Following up the last two posts -- I want to focus on Lama Jampa's essay "We Are Not Kind Machines: A Radical Rejection of Scientific Buddhism." Please understand that the lama is not knocking science as much as scientism.
What is scientism? I found this definition of "scientism" on a PBS website:
"Unlike the use of the scientific method as only one mode of reaching knowledge, scientism claims that science alone can render truth about the world and reality. Scientism's single-minded adherence to only the empirical, or testable, makes it a strictly scientifc worldview, in much the same way that a Protestant fundamentalism that rejects science can be seen as a strictly religious worldview. Scientism sees it necessary to do away with most, if not all, metaphysical, philosophical, and religious claims, as the truths they proclaim cannot be apprehended by the scientific method. In essence, scientism sees science as the absolute and only justifiable access to the truth."

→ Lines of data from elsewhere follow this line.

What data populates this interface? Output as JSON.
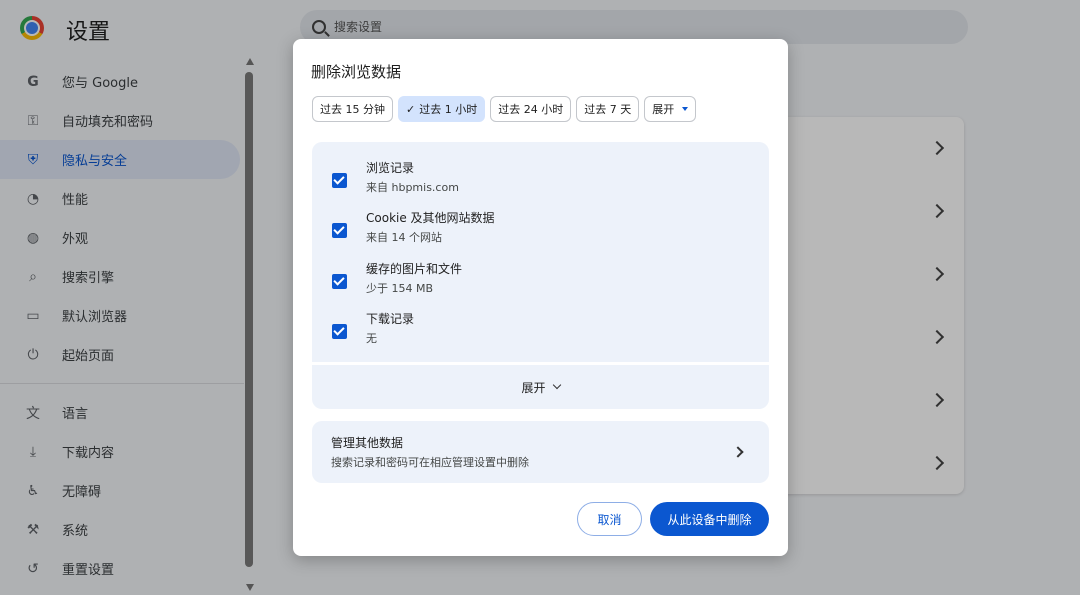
{
  "header": {
    "app_title": "设置",
    "search_placeholder": "搜索设置"
  },
  "sidebar": {
    "items": [
      {
        "label": "您与 Google",
        "icon": "google-g-icon",
        "glyph": "G"
      },
      {
        "label": "自动填充和密码",
        "icon": "key-icon",
        "glyph": "⚿"
      },
      {
        "label": "隐私与安全",
        "icon": "shield-icon",
        "glyph": "⛨",
        "active": true
      },
      {
        "label": "性能",
        "icon": "speedometer-icon",
        "glyph": "◔"
      },
      {
        "label": "外观",
        "icon": "palette-icon",
        "glyph": "◍"
      },
      {
        "label": "搜索引擎",
        "icon": "search-icon",
        "glyph": "⌕"
      },
      {
        "label": "默认浏览器",
        "icon": "browser-window-icon",
        "glyph": "▭"
      },
      {
        "label": "起始页面",
        "icon": "power-icon",
        "glyph": "⏻"
      }
    ],
    "items2": [
      {
        "label": "语言",
        "icon": "translate-icon",
        "glyph": "文"
      },
      {
        "label": "下载内容",
        "icon": "download-icon",
        "glyph": "⤓"
      },
      {
        "label": "无障碍",
        "icon": "accessibility-icon",
        "glyph": "♿"
      },
      {
        "label": "系统",
        "icon": "wrench-icon",
        "glyph": "⚒"
      },
      {
        "label": "重置设置",
        "icon": "reset-icon",
        "glyph": "↺"
      }
    ]
  },
  "dialog": {
    "title": "删除浏览数据",
    "time_ranges": [
      {
        "label": "过去 15 分钟",
        "selected": false
      },
      {
        "label": "过去 1 小时",
        "selected": true
      },
      {
        "label": "过去 24 小时",
        "selected": false
      },
      {
        "label": "过去 7 天",
        "selected": false
      }
    ],
    "more_range_label": "展开",
    "options": [
      {
        "title": "浏览记录",
        "subtitle": "来自 hbpmis.com",
        "checked": true
      },
      {
        "title": "Cookie 及其他网站数据",
        "subtitle": "来自 14 个网站",
        "checked": true
      },
      {
        "title": "缓存的图片和文件",
        "subtitle": "少于 154 MB",
        "checked": true
      },
      {
        "title": "下载记录",
        "subtitle": "无",
        "checked": true
      }
    ],
    "expand_label": "展开",
    "manage": {
      "title": "管理其他数据",
      "subtitle": "搜索记录和密码可在相应管理设置中删除"
    },
    "cancel_label": "取消",
    "delete_label": "从此设备中删除"
  },
  "colors": {
    "accent": "#0b57d0",
    "chip_selected": "#d3e3fd",
    "panel": "#edf2fa"
  }
}
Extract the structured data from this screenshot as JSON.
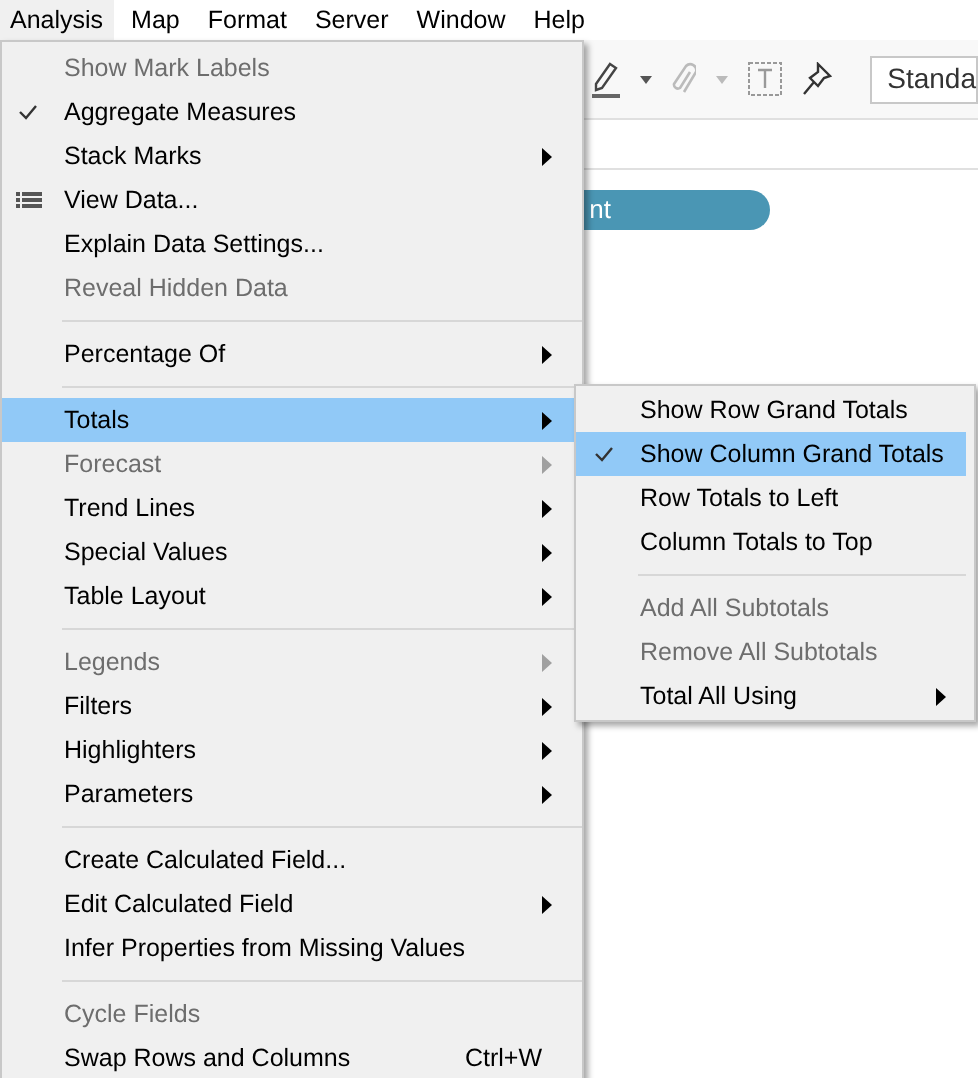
{
  "menubar": [
    {
      "label": "Analysis",
      "selected": true
    },
    {
      "label": "Map",
      "selected": false
    },
    {
      "label": "Format",
      "selected": false
    },
    {
      "label": "Server",
      "selected": false
    },
    {
      "label": "Window",
      "selected": false
    },
    {
      "label": "Help",
      "selected": false
    }
  ],
  "toolbar": {
    "dropdown_value": "Standa"
  },
  "pill": {
    "label": "nt"
  },
  "menu": [
    {
      "kind": "item",
      "label": "Show Mark Labels",
      "disabled": true,
      "checked": false,
      "selected": false,
      "submenu": false
    },
    {
      "kind": "item",
      "label": "Aggregate Measures",
      "disabled": false,
      "checked": true,
      "selected": false,
      "submenu": false
    },
    {
      "kind": "item",
      "label": "Stack Marks",
      "disabled": false,
      "checked": false,
      "selected": false,
      "submenu": true
    },
    {
      "kind": "item",
      "label": "View Data...",
      "disabled": false,
      "checked": false,
      "selected": false,
      "submenu": false,
      "has_icon": true
    },
    {
      "kind": "item",
      "label": "Explain Data Settings...",
      "disabled": false,
      "checked": false,
      "selected": false,
      "submenu": false
    },
    {
      "kind": "item",
      "label": "Reveal Hidden Data",
      "disabled": true,
      "checked": false,
      "selected": false,
      "submenu": false
    },
    {
      "kind": "separator"
    },
    {
      "kind": "item",
      "label": "Percentage Of",
      "disabled": false,
      "checked": false,
      "selected": false,
      "submenu": true
    },
    {
      "kind": "separator"
    },
    {
      "kind": "item",
      "label": "Totals",
      "disabled": false,
      "checked": false,
      "selected": true,
      "submenu": true
    },
    {
      "kind": "item",
      "label": "Forecast",
      "disabled": true,
      "checked": false,
      "selected": false,
      "submenu": true
    },
    {
      "kind": "item",
      "label": "Trend Lines",
      "disabled": false,
      "checked": false,
      "selected": false,
      "submenu": true
    },
    {
      "kind": "item",
      "label": "Special Values",
      "disabled": false,
      "checked": false,
      "selected": false,
      "submenu": true
    },
    {
      "kind": "item",
      "label": "Table Layout",
      "disabled": false,
      "checked": false,
      "selected": false,
      "submenu": true
    },
    {
      "kind": "separator"
    },
    {
      "kind": "item",
      "label": "Legends",
      "disabled": true,
      "checked": false,
      "selected": false,
      "submenu": true
    },
    {
      "kind": "item",
      "label": "Filters",
      "disabled": false,
      "checked": false,
      "selected": false,
      "submenu": true
    },
    {
      "kind": "item",
      "label": "Highlighters",
      "disabled": false,
      "checked": false,
      "selected": false,
      "submenu": true
    },
    {
      "kind": "item",
      "label": "Parameters",
      "disabled": false,
      "checked": false,
      "selected": false,
      "submenu": true
    },
    {
      "kind": "separator"
    },
    {
      "kind": "item",
      "label": "Create Calculated Field...",
      "disabled": false,
      "checked": false,
      "selected": false,
      "submenu": false
    },
    {
      "kind": "item",
      "label": "Edit Calculated Field",
      "disabled": false,
      "checked": false,
      "selected": false,
      "submenu": true
    },
    {
      "kind": "item",
      "label": "Infer Properties from Missing Values",
      "disabled": false,
      "checked": false,
      "selected": false,
      "submenu": false
    },
    {
      "kind": "separator"
    },
    {
      "kind": "item",
      "label": "Cycle Fields",
      "disabled": true,
      "checked": false,
      "selected": false,
      "submenu": false
    },
    {
      "kind": "item",
      "label": "Swap Rows and Columns",
      "disabled": false,
      "checked": false,
      "selected": false,
      "submenu": false,
      "shortcut": "Ctrl+W"
    }
  ],
  "submenu": [
    {
      "kind": "item",
      "label": "Show Row Grand Totals",
      "disabled": false,
      "checked": false,
      "selected": false,
      "submenu": false
    },
    {
      "kind": "item",
      "label": "Show Column Grand Totals",
      "disabled": false,
      "checked": true,
      "selected": true,
      "submenu": false
    },
    {
      "kind": "item",
      "label": "Row Totals to Left",
      "disabled": false,
      "checked": false,
      "selected": false,
      "submenu": false
    },
    {
      "kind": "item",
      "label": "Column Totals to Top",
      "disabled": false,
      "checked": false,
      "selected": false,
      "submenu": false
    },
    {
      "kind": "separator"
    },
    {
      "kind": "item",
      "label": "Add All Subtotals",
      "disabled": true,
      "checked": false,
      "selected": false,
      "submenu": false
    },
    {
      "kind": "item",
      "label": "Remove All Subtotals",
      "disabled": true,
      "checked": false,
      "selected": false,
      "submenu": false
    },
    {
      "kind": "item",
      "label": "Total All Using",
      "disabled": false,
      "checked": false,
      "selected": false,
      "submenu": true
    }
  ]
}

The link in the paragraph above goes to a discussion of metaphysics that I found helpful, also. See also "Buddhism and Metaphysics." I realize now that the weird claim that the Buddha wasn't interested in the nature of reality -- a bit like saying chefs aren't interested in cooking --† probably is connected to the scientistic streak infecting Buddhism in the West.
Like many of you, I'm sure, one of the things that drew me to Buddhism in the first place is that it didn't ask me to believe anything that contradicts scientific knowledge. But I've also long believed that scientific knowledge has its limits. I see no logical reason to believe that just because a thing isn't subject to empirical observation or testing doesn't mean that thing cannot possibly be valid. As Lama Jampa says,
"This modern materialism adds nothing to the old Charvaka theories except the illusion that, if complex physical processes are described in minute enough detail, we the audience will not notice the sleight of hand involved when sentience is magically conjured out of non-sentient matter and Pinocchio becomes a real boy. In fact, materialism cannot explain how life arose out of non-life, how consciousness arose from the non-conscious, with any more compelling seriousness than the theist who declares that God simply said: 'let there be light.'
"The crucial point, therefore, is that dharma has nothing to fear from, nor any need to prostrate to, science. Science works well in detecting and quantifying things that have a material or mechanistic explanation, such as the structure of DNA.†It is the proper task of science to formulate and test hypotheses about how physical processes work.†This inbuilt limitation does not invalidate the usefulness of the scientific enterprise, but it does put it at some disadvantage in describing the nonmaterial, such as ethics, the nature of mind, and liberation from samsara--the core concerns of dharma."
The flip side of the Buddhism and science issue is that there are those who want science to "prove" the truth of Buddhism somehow. I've bumped into people who think the Abhidhamma is about quantum mechanics, for example. One suspects this approach could generate a lot of junk science, not to mention junk Buddhism.
The scientistic-materialistic crowd do not like to be told there are things the scientific method cannot measure, and when you do they nearly always retort that such a claim is a "god of the gaps" argument. But this assumes that the only alternative to what science can tell us is superstition and belief in unseen spirits. It's beyond their comprehension that the unmeasurable thing might be no more supernatural or the stuff of fanciful imagination than cats or gravity.
In his very excellent book Meditations of a Buddhist Skeptic, B. Alan Wallace points out that the various branches of science don't agree on materialism and whether non-material things might be "real" in some way. And as I understand it (which isn't much), quantum physics really is challenging the belief in a universe "constituted of absolutely objective matter" and nothing else. But that which is not absolutely objective matter is not necessarily a "sky fairy." It may be non-material phenomena operating under their own natural laws, but which are not measurable by any way we yet know how to measure.
Really, is that so hard to understand?